*Exercise description:*
When a line in the material beneath includes the word "player", add it to the count, and report the count alone.
#####
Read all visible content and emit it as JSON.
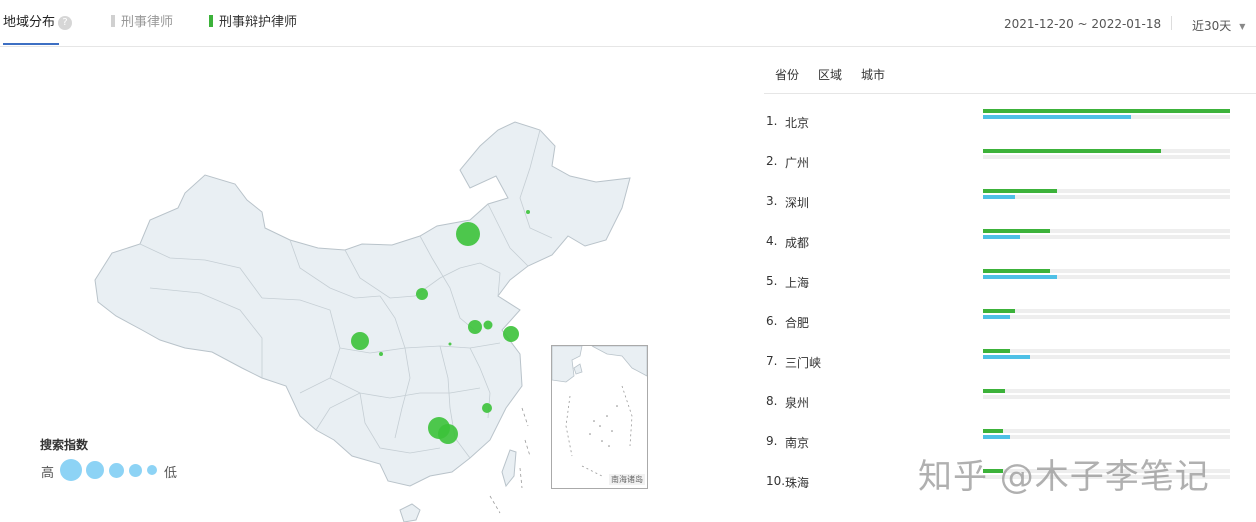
{
  "header": {
    "tabs": {
      "region": "地域分布",
      "legend1": "刑事律师",
      "legend2": "刑事辩护律师"
    },
    "help_symbol": "?",
    "date_range": "2021-12-20 ~ 2022-01-18",
    "range_select": "近30天"
  },
  "colors": {
    "series1": "#d0d0d0",
    "series2": "#3cb23a",
    "series2_alt": "#4ec0e6",
    "accent": "#3d6fc3",
    "bubble": "#3cc23a",
    "map_fill": "#e9eff3",
    "map_stroke": "#b9c3ca"
  },
  "map": {
    "inset_label": "南海诸岛",
    "legend": {
      "title": "搜索指数",
      "high": "高",
      "low": "低"
    }
  },
  "ranking": {
    "subtabs": [
      "省份",
      "区域",
      "城市"
    ],
    "rows": [
      {
        "rank": "1.",
        "name": "北京",
        "green": 1.0,
        "blue": 0.6
      },
      {
        "rank": "2.",
        "name": "广州",
        "green": 0.72,
        "blue": 0.0
      },
      {
        "rank": "3.",
        "name": "深圳",
        "green": 0.3,
        "blue": 0.13
      },
      {
        "rank": "4.",
        "name": "成都",
        "green": 0.27,
        "blue": 0.15
      },
      {
        "rank": "5.",
        "name": "上海",
        "green": 0.27,
        "blue": 0.3
      },
      {
        "rank": "6.",
        "name": "合肥",
        "green": 0.13,
        "blue": 0.11
      },
      {
        "rank": "7.",
        "name": "三门峡",
        "green": 0.11,
        "blue": 0.19
      },
      {
        "rank": "8.",
        "name": "泉州",
        "green": 0.09,
        "blue": 0.0
      },
      {
        "rank": "9.",
        "name": "南京",
        "green": 0.08,
        "blue": 0.11
      },
      {
        "rank": "10.",
        "name": "珠海",
        "green": 0.08,
        "blue": 0.0
      }
    ]
  },
  "watermark": "知乎 @木子李笔记"
}
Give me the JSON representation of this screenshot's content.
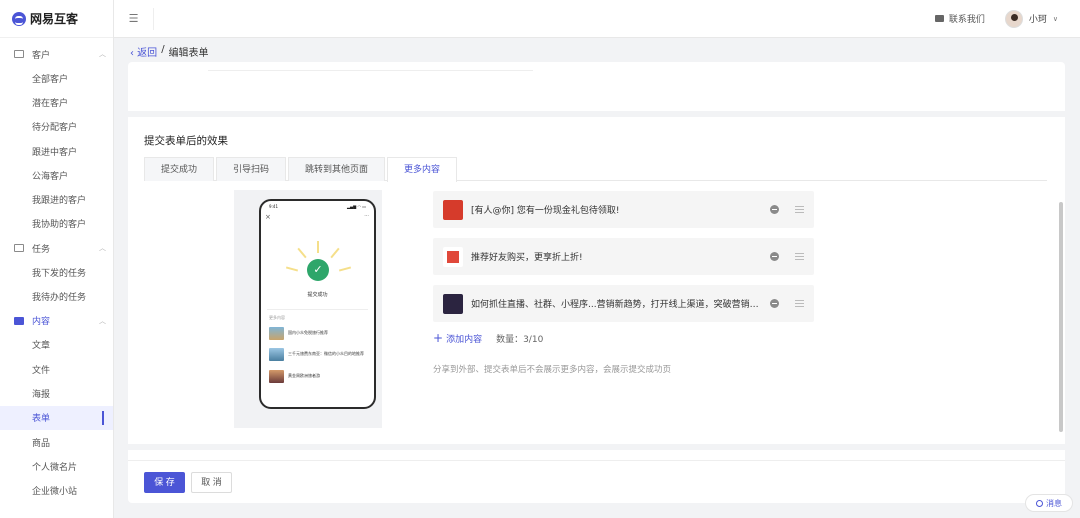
{
  "app": {
    "name": "网易互客"
  },
  "topbar": {
    "menu_toggle_glyph": "☰",
    "contact_label": "联系我们",
    "user_name": "小珂",
    "user_caret": "∨"
  },
  "sidebar": {
    "groups": [
      {
        "label": "客户",
        "icon": "customer-card-icon",
        "items": [
          "全部客户",
          "潜在客户",
          "待分配客户",
          "跟进中客户",
          "公海客户",
          "我跟进的客户",
          "我协助的客户"
        ]
      },
      {
        "label": "任务",
        "icon": "task-icon",
        "items": [
          "我下发的任务",
          "我待办的任务"
        ]
      },
      {
        "label": "内容",
        "icon": "content-icon",
        "items": [
          "文章",
          "文件",
          "海报",
          "表单",
          "商品",
          "个人微名片",
          "企业微小站"
        ]
      }
    ],
    "active_item": "表单"
  },
  "breadcrumb": {
    "back": "‹ 返回",
    "separator": "/",
    "current": "编辑表单"
  },
  "section": {
    "title": "提交表单后的效果"
  },
  "tabs": [
    {
      "label": "提交成功",
      "active": false
    },
    {
      "label": "引导扫码",
      "active": false
    },
    {
      "label": "跳转到其他页面",
      "active": false
    },
    {
      "label": "更多内容",
      "active": true
    }
  ],
  "phone_preview": {
    "time": "9:41",
    "signal": "▂▄▆ ◠ ▭",
    "close": "×",
    "more_icon": "···",
    "check_glyph": "✓",
    "success_text": "提交成功",
    "more_label": "更多内容",
    "items": [
      "国内小众免税旅行推荐",
      "三千元旅费东南亚：微信的小众目的地推荐",
      "黄金周欧洲旅者游"
    ]
  },
  "content_items": [
    {
      "title": "[有人@你] 您有一份现金礼包待领取!",
      "thumb_color": "#d63b2b"
    },
    {
      "title": "推荐好友购买，更享折上折!",
      "thumb_color": "#e0483a"
    },
    {
      "title": "如何抓住直播、社群、小程序...营销新趋势，打开线上渠道，突破营销困...",
      "thumb_color": "#2b2440"
    }
  ],
  "add_content": {
    "label": "添加内容",
    "plus": "+",
    "count_label": "数量：3/10"
  },
  "hint": "分享到外部、提交表单后不会展示更多内容，会展示提交成功页",
  "footer": {
    "save": "保 存",
    "cancel": "取 消"
  },
  "message_fab": {
    "label": "消息"
  },
  "colors": {
    "primary": "#4b55d6",
    "success": "#2ea66a"
  }
}
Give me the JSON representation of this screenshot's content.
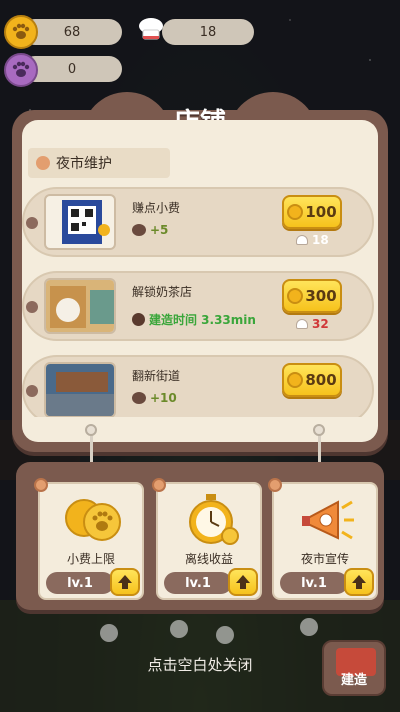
{
  "resources": {
    "coins": "68",
    "chefs": "18",
    "paws": "0"
  },
  "shop": {
    "title": "店铺",
    "section_label": "夜市维护",
    "items": [
      {
        "name": "赚点小费",
        "gain": "+5",
        "price": "100",
        "cost2": "18"
      },
      {
        "name": "解锁奶茶店",
        "time": "建造时间 3.33min",
        "price": "300",
        "cost2": "32"
      },
      {
        "name": "翻新街道",
        "gain": "+10",
        "price": "800"
      }
    ]
  },
  "upgrades": [
    {
      "label": "小费上限",
      "level": "lv.1"
    },
    {
      "label": "离线收益",
      "level": "lv.1"
    },
    {
      "label": "夜市宣传",
      "level": "lv.1"
    }
  ],
  "close_hint": "点击空白处关闭",
  "build_button": "建造",
  "colors": {
    "frame": "#7b5a4e",
    "cream": "#f4ecdc",
    "gold_button": "#f6c21c",
    "cost_red": "#d03838",
    "time_green": "#3aa63a"
  }
}
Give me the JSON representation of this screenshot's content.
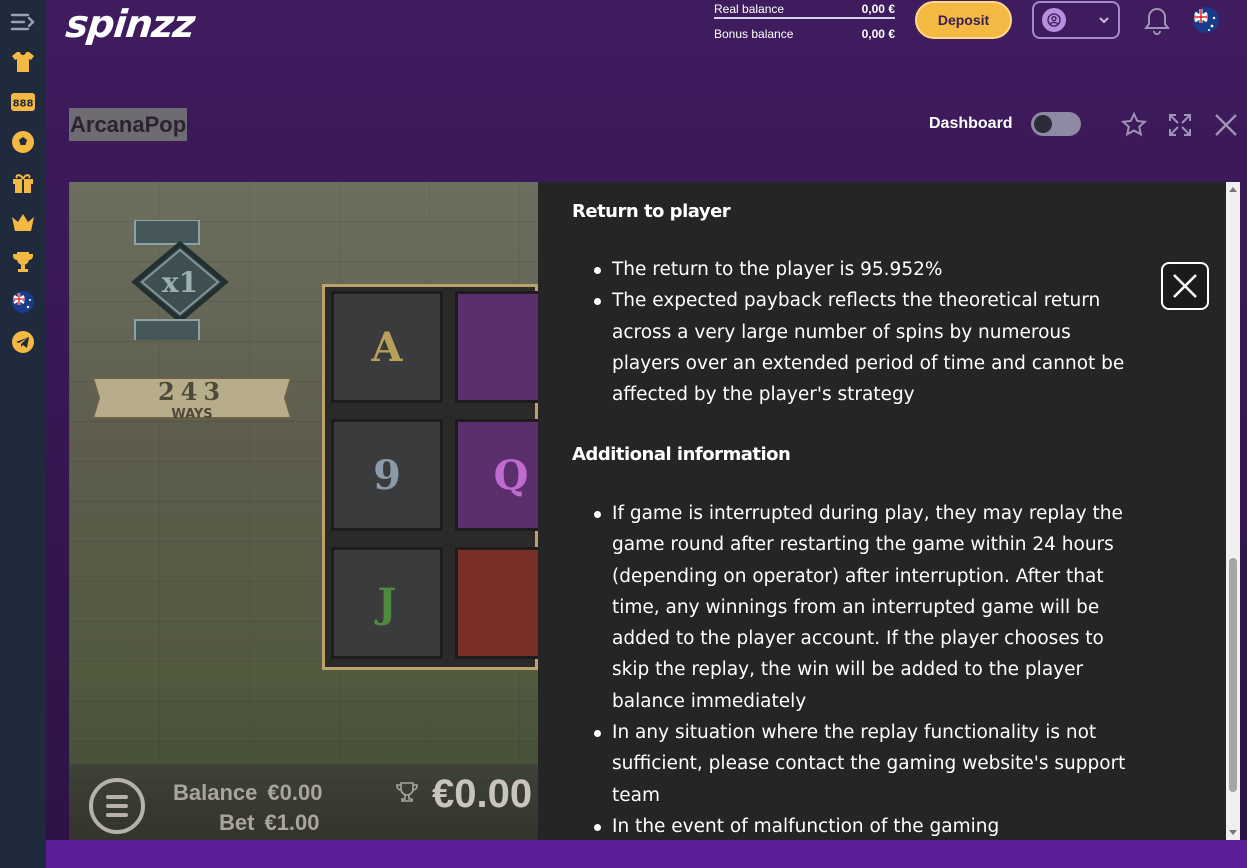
{
  "brand": {
    "logo_text": "spinzz"
  },
  "header": {
    "real_balance_label": "Real balance",
    "real_balance_value": "0,00 €",
    "bonus_balance_label": "Bonus balance",
    "bonus_balance_value": "0,00 €",
    "deposit_label": "Deposit"
  },
  "sidebar": {
    "items": [
      {
        "icon": "menu-toggle-icon"
      },
      {
        "icon": "jersey-icon"
      },
      {
        "icon": "lottery-888-icon",
        "label": "888"
      },
      {
        "icon": "soccer-ball-icon"
      },
      {
        "icon": "gift-icon"
      },
      {
        "icon": "crown-icon"
      },
      {
        "icon": "trophy-icon"
      },
      {
        "icon": "australia-flag-icon"
      },
      {
        "icon": "telegram-icon"
      }
    ]
  },
  "game_bar": {
    "title": "ArcanaPop",
    "dashboard_label": "Dashboard",
    "dashboard_toggle_on": false
  },
  "game": {
    "multiplier": "x1",
    "ways_count": "243",
    "ways_label": "WAYS",
    "reel_symbols": [
      "A",
      "9",
      "J",
      "",
      "Q",
      ""
    ],
    "balance_label": "Balance",
    "balance_value": "€0.00",
    "bet_label": "Bet",
    "bet_value": "€1.00",
    "win_value": "€0.00"
  },
  "info_panel": {
    "section1_title": "Return to player",
    "section1_items": [
      "The return to the player is 95.952%",
      "The expected payback reflects the theoretical return across a very large number of spins by numerous players over an extended period of time and cannot be affected by the player's strategy"
    ],
    "section2_title": "Additional information",
    "section2_items": [
      "If game is interrupted during play, they may replay the game round after restarting the game within 24 hours (depending on operator) after interruption. After that time, any winnings from an interrupted game will be added to the player account. If the player chooses to skip the replay, the win will be added to the player balance immediately",
      "In any situation where the replay functionality is not sufficient, please contact the gaming website's support team",
      "In the event of malfunction of the gaming"
    ]
  },
  "colors": {
    "accent_gold": "#f4b942",
    "purple_bg": "#3f1c5e",
    "sidebar_bg": "#1f2a3d",
    "info_bg": "#252525"
  }
}
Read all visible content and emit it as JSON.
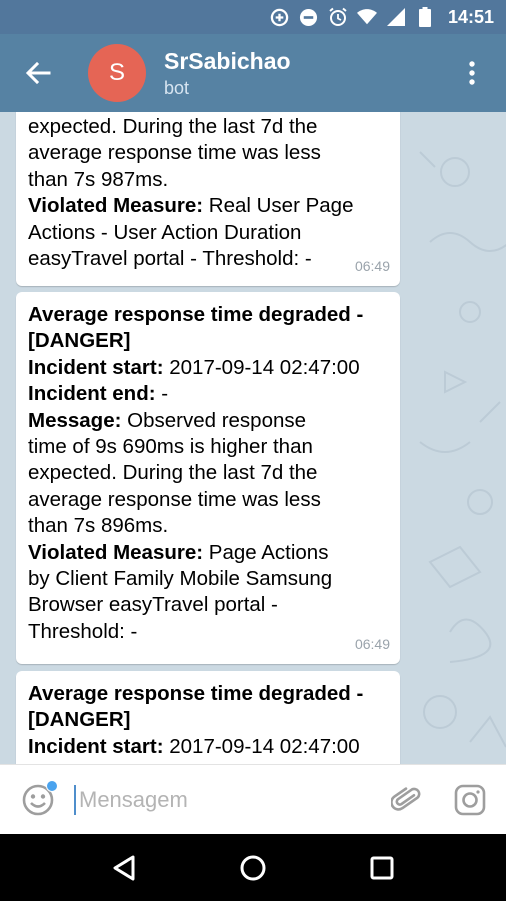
{
  "status_bar": {
    "time": "14:51",
    "icons": [
      "data-saver-icon",
      "do-not-disturb-icon",
      "alarm-icon",
      "wifi-icon",
      "signal-icon",
      "battery-icon"
    ]
  },
  "header": {
    "title": "SrSabichao",
    "subtitle": "bot",
    "avatar_letter": "S",
    "avatar_color": "#e56555",
    "bar_color": "#5682a3"
  },
  "messages": [
    {
      "lines": [
        {
          "bold": "",
          "text": "expected. During the last 7d the"
        },
        {
          "bold": "",
          "text": "average response time was less"
        },
        {
          "bold": "",
          "text": "than 7s 987ms."
        },
        {
          "bold": "Violated Measure:",
          "text": " Real User Page"
        },
        {
          "bold": "",
          "text": "Actions - User Action Duration"
        },
        {
          "bold": "",
          "text": "easyTravel portal - Threshold: -"
        }
      ],
      "time": "06:49"
    },
    {
      "lines": [
        {
          "bold": "Average response time degraded -",
          "text": ""
        },
        {
          "bold": "[DANGER]",
          "text": ""
        },
        {
          "bold": "Incident start:",
          "text": " 2017-09-14 02:47:00"
        },
        {
          "bold": "Incident end:",
          "text": " -"
        },
        {
          "bold": "Message:",
          "text": " Observed response"
        },
        {
          "bold": "",
          "text": "time of 9s 690ms is higher than"
        },
        {
          "bold": "",
          "text": "expected. During the last 7d the"
        },
        {
          "bold": "",
          "text": "average response time was less"
        },
        {
          "bold": "",
          "text": "than 7s 896ms."
        },
        {
          "bold": "Violated Measure:",
          "text": " Page Actions"
        },
        {
          "bold": "",
          "text": "by Client Family Mobile Samsung"
        },
        {
          "bold": "",
          "text": "Browser easyTravel portal -"
        },
        {
          "bold": "",
          "text": "Threshold: -"
        }
      ],
      "time": "06:49"
    },
    {
      "lines": [
        {
          "bold": "Average response time degraded -",
          "text": ""
        },
        {
          "bold": "[DANGER]",
          "text": ""
        },
        {
          "bold": "Incident start:",
          "text": " 2017-09-14 02:47:00"
        }
      ],
      "time": ""
    }
  ],
  "input": {
    "placeholder": "Mensagem"
  },
  "nav": {
    "buttons": [
      "back-triangle-icon",
      "home-circle-icon",
      "recents-square-icon"
    ]
  }
}
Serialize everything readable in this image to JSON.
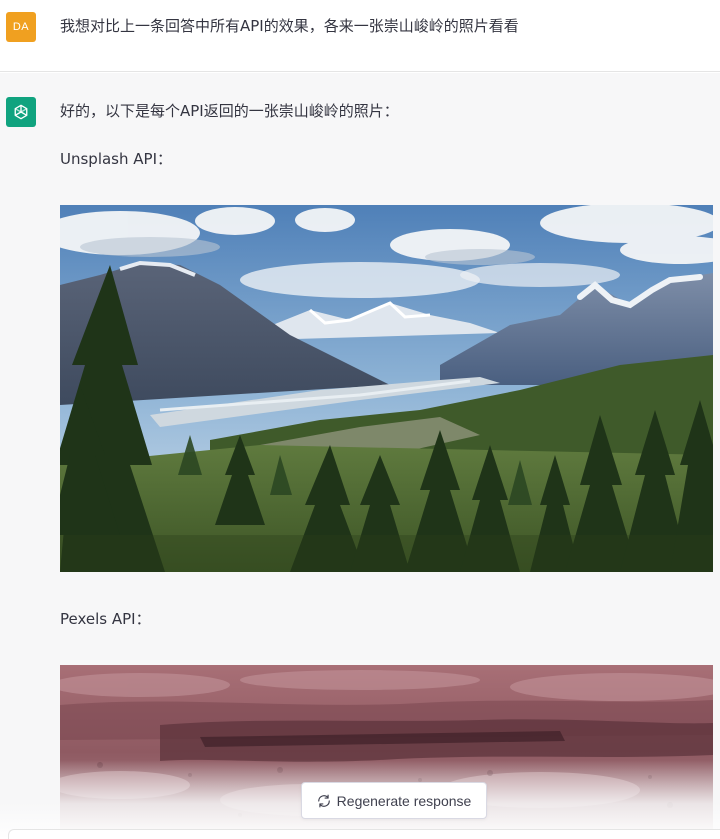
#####
*Answer to the problem:*
4